Controls on ferromanganese crust composition and reconnaissance resource potential, Ninetyeast Ridge, Indian Ocean
A reconnaissance survey of Fe-Mn crusts from the 5000 km long (~31°S to 10°N) Ninetyeast Ridge (NER) in the Indian Ocean shows their widespread occurrence along the ridge as well as with water depth on the ridge flanks. The crusts are hydrogenetic based in growth rates and discrimination plots. Twenty samples from 12 crusts from 9 locations along the ridge were analyzed for chemical and mineralogical compositions, growth rates, and statistical relationships (Q-mode factor analysis, correlation coefficients) were calculated. The crusts collected are relatively thin (maximum 40 mm), and those analyzed varied from 4 mm to 32 mm. However, crusts as thick as 80 mm can be expected to occur based on the age of rocks that comprise the NER and the growth rates calculated here. Growth rates of the crusts increase to the north along the NER and with water depth. The increase to the north resulted from an increased supply of Mn from the oxygen minimum zone (OMZ) to depths below the OMZ combined with an increased supply of Fe at depth from the dissolution of biogenic carbonate and from deep-sourced hydrothermal Fe. These increased supplies of Fe increased growth rates of the deeper-water crusts along the entire NER. Because of the huge terrigenous (rivers, eolian, pyroclastic) and hydrothermal (three spreading centers) inputs to the Indian Ocean, and the history of primary productivity, Fe-Mn crust compositions vary from those analyzed from open-ocean locations in the Pacific.

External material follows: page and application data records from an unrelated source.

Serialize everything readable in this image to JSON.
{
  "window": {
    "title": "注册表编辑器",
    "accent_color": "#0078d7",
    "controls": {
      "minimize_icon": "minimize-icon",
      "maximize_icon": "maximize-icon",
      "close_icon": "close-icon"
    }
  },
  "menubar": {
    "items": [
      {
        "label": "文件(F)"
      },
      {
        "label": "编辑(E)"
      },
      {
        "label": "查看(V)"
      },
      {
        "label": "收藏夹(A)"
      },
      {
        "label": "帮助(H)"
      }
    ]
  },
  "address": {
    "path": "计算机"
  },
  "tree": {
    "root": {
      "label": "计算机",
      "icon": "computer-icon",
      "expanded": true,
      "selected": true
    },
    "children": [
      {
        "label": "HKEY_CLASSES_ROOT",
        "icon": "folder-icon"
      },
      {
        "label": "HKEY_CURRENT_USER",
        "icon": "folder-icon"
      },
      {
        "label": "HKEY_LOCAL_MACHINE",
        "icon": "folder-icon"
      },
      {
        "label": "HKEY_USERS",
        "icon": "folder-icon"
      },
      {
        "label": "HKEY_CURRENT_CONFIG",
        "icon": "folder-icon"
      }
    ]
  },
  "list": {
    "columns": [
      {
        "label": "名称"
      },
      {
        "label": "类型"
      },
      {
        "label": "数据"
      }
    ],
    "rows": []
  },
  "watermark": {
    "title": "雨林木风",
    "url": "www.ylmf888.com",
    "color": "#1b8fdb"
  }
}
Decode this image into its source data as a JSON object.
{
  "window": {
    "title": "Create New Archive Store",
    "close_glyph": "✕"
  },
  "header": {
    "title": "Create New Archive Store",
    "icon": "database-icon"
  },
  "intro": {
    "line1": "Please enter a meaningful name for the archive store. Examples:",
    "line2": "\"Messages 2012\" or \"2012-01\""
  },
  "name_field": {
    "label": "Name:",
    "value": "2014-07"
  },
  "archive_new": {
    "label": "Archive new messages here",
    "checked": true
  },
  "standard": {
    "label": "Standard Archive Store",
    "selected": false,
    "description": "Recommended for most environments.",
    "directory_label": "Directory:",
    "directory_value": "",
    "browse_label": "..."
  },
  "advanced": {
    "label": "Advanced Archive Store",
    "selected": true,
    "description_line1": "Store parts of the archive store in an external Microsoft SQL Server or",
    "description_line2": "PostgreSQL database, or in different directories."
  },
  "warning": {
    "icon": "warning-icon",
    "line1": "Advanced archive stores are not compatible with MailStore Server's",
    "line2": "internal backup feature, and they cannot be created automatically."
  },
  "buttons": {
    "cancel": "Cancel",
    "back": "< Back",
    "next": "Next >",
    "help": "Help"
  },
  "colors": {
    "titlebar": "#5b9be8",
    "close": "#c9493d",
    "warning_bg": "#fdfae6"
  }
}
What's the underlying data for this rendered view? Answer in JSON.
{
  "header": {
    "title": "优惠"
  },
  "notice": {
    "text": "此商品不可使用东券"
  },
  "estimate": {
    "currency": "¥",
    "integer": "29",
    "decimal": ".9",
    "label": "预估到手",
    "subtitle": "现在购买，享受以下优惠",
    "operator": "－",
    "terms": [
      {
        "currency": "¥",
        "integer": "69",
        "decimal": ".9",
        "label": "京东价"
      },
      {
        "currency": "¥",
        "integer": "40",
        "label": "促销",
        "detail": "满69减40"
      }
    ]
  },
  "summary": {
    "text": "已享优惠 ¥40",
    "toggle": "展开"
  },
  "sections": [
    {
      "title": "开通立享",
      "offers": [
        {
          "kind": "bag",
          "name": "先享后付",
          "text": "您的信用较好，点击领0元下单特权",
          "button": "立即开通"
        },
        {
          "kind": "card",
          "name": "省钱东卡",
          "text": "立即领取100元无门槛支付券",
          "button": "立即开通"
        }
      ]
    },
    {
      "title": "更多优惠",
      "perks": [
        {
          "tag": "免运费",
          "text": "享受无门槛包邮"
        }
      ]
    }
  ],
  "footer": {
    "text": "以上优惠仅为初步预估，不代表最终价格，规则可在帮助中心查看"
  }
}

The sources of detrital material in the crusts changed along the NER and reflect, from north to south, the decreasing influence of the Ganga River system and volcanic arcs located to the east, with increasing influence of sediment derived from Australia to the south. In addition, weathering of NER basalt likely contributed to the aluminosilicate fraction of the crusts. The southernmost sample has a relatively large detrital component compared to other southern NER crust samples, which was probably derived predominantly from weathering of local volcanic outcrops.
Fe-Mn crusts from a dredge haul at 3412 m water depth, 2°S latitude, are pervasively phosphatized along with the substrate rocks (site D7). Phosphatization took place through replacement of carbonate, preferential replacement of Fe oxyhydroxide relative to Mn oxide in the crusts, preferential replacement of silica-rich phases relative to Al-rich phases in the crusts, and precipitation of carbonate fluorapatite in pore space. The preferentially replaced silica may have been Si adsorbed on the Fe oxyhydroxide. The enrichment of Ni, Zn, and Cu in the phosphatized crust reflects preferential adsorption into the tunnel structure of todorokite. The rare earth element plus yttrium (REY) patterns indicate a lower oxidation potential during phosphatization of the NER crusts compared to Pacific phosphatized crusts. NER phosphatization occurred in a deeper-water environment than typical for phosphatization of Pacific crusts, occurred post-middle Miocene, a younger age than phosphatization the Pacific crusts, and had in part a different set of chemical changes produced by the phosphatization than did the Pacific crusts.
The southern third of NER has Fe-Mn crusts with the highest Co (0.91%), Ni (0.43%), ΣREY (0.33%), Cu (0.22%), Te (146 ppm), Pt (1.5 ppm), Ru (52 ppb), and Rh (99 ppb) contents. These are among the highest Pt, Ru, and Rh concentrations measured in marine Fe-Mn deposits. Because of these high metal concentrations, exploration is warranted for the southern sector of the NER, especially at shallower-water sites where the platinum group elements (PGE) and Co are likely to be even more enriched.
Additional publication details
|Publication Subtype||Journal Article|
|Title||Controls on ferromanganese crust composition and reconnaissance resource potential, Ninetyeast Ridge, Indian Ocean|
|Series title||Deep-Sea Research Part I: Oceanographic Research Papers|
|Contributing office(s)||Pacific Coastal and Marine Science Center|
|Other Geospatial||Ninetyeast Ridge, Indian Ocean|
|Online Only (Y/N)||N|
|Additional Online Files (Y/N)||N|
|Google Analytic Metrics||Metrics page|